> _WHAT YOU NEED TO DO_:
For the string "name", search the entries below and copy every line where it appears.

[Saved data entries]
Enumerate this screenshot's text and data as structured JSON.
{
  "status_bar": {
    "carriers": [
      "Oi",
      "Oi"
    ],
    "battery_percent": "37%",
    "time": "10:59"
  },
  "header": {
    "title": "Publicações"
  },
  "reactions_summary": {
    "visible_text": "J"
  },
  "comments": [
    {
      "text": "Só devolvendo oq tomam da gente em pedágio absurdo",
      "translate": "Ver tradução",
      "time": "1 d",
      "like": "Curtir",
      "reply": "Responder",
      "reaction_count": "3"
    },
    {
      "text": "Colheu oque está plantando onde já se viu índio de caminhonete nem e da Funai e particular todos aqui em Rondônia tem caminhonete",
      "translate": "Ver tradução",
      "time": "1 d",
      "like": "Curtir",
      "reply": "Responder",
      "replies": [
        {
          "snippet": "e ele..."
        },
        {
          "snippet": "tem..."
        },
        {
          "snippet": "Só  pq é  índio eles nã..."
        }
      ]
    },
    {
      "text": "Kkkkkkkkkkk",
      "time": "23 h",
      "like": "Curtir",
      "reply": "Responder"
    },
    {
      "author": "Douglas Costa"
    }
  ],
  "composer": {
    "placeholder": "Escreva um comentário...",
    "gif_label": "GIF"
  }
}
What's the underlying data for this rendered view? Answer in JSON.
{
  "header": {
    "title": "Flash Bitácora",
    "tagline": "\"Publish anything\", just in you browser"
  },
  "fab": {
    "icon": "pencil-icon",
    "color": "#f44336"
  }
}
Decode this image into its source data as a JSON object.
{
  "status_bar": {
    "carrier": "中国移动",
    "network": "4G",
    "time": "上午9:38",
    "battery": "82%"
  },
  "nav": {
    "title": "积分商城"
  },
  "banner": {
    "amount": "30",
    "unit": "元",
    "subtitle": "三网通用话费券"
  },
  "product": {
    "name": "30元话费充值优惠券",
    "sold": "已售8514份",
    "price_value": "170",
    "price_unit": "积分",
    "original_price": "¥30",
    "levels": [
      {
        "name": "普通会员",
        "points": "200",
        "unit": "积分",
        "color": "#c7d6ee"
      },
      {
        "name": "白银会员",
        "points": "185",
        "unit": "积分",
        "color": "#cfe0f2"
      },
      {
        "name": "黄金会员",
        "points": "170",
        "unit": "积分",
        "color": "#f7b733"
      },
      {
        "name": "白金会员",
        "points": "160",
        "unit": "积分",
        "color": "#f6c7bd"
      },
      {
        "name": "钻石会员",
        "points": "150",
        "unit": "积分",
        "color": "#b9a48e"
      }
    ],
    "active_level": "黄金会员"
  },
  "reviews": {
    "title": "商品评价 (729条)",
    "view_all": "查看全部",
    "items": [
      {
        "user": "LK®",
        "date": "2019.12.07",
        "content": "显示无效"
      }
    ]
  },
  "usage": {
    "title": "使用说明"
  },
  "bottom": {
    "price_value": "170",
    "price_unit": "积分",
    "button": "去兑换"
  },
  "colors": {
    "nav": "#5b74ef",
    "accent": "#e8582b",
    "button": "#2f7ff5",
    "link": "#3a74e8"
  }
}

> _SOLUTION FOR THIS PROBLEM_:
    "name": "30元话费充值优惠券",
        "name": "普通会员",
        "name": "白银会员",
        "name": "黄金会员",
        "name": "白金会员",
        "name": "钻石会员",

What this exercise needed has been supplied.